As an African, we believe in extended families and therefore, relationships are very important to me. The African philosophy of Ubuntu also teaches us that a ‘person is a person because of other persons – I am therefore you are’ and that we learn to be human by learning from other humans. The greatest relationship I have ever had, and which has had the greatest impact on me is the relationship with my parents and my brothers and sisters. One me the whole world in my family with its different characteristics and sibling rivalries. I therefore, learnt through growing up in a large family and with guidance from my parents that humility, tact, self-affirmation, faith, being meticulous, self and social awareness are some of the traits that enable one influence others. This taught me how to utilise emotional intelligence, self-awareness and social-awareness skills, which gives me the ability to recognise emotions in myself and in others and to be aware of and understand how others feel and to relate positively to other people. I grew up in an environment that emphasized empathy and selflessness. It also emphasized the Golden Rule, “to do unto others what you would want them to do unto you” by going beyond self-actualization and personal development to benefit others. Through my parents and my large family, I learnt the importance of preparedness, precision, ultimate discipline, initiative, focus, diligence, tact, perseverance, endurance and resilience. In those early years I learnt to aim at a target and to shoot the bull’s-eye, I also learnt how to lead a platoon into battle and to actually win the war. I now realise these are the same traits and qualities that are required to be an effective leader.

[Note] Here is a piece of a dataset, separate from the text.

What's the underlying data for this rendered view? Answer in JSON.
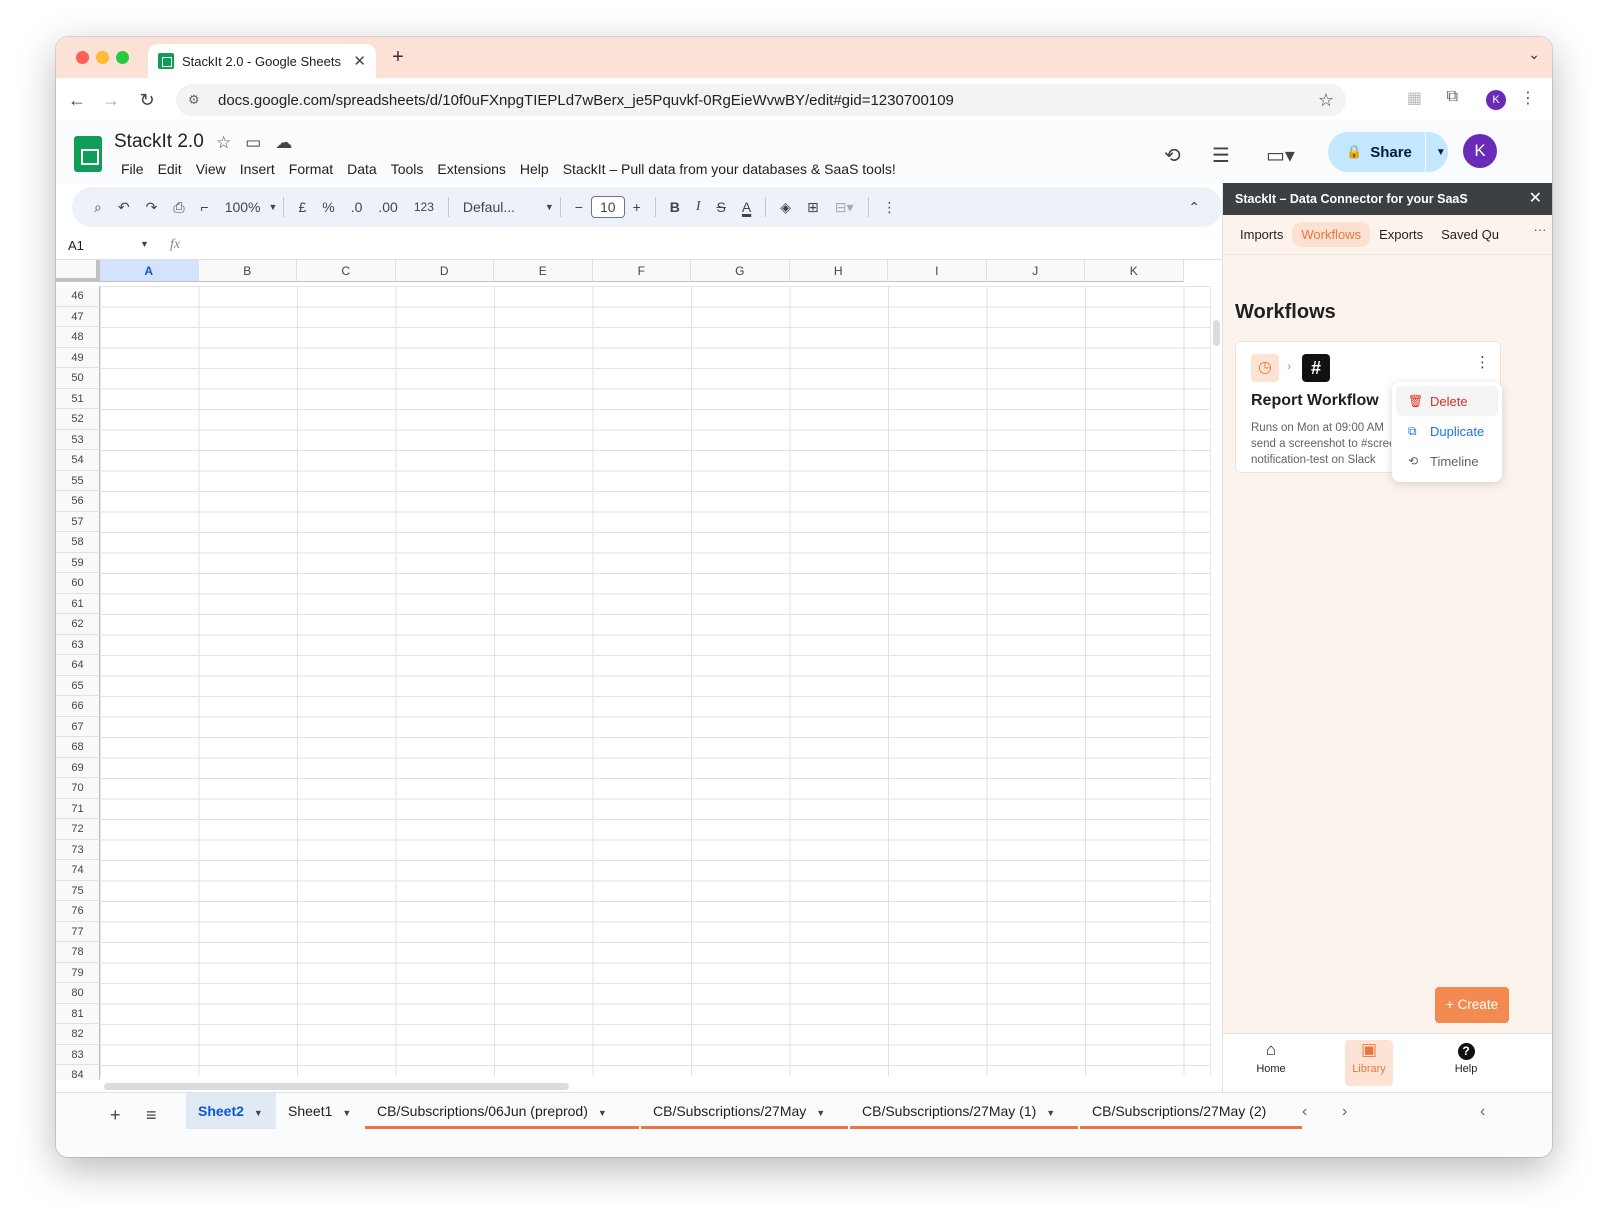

How do you reward yourself?
In between my travels and my work, I always ensure that I dedicate time to myself. I spend a lot of time with myself whenever I can. This provides me the opportunity to reflect on my work, my personal life and my family, on what needs to be done and can be done better. Sometimes I just rest my mind completely. I love taking holidays and going to exotic places where I can be at one with nature. I also take spiritual pilgrimages. As a student of practical philosophy, I normally reward myself with a new book on philosophy and leadership whenever I travel. I also love books or biographies on some of the greatest leaders that the world has had the privilege to have so far. Of course, I love shopping, I love good food, I love good company. I go out a lot and I love dancing, shopping and love beautiful elegant clothes. I also spend a lot of time with my children and take them with me on holidays whenever possible.
Subscribe to get notified about new articles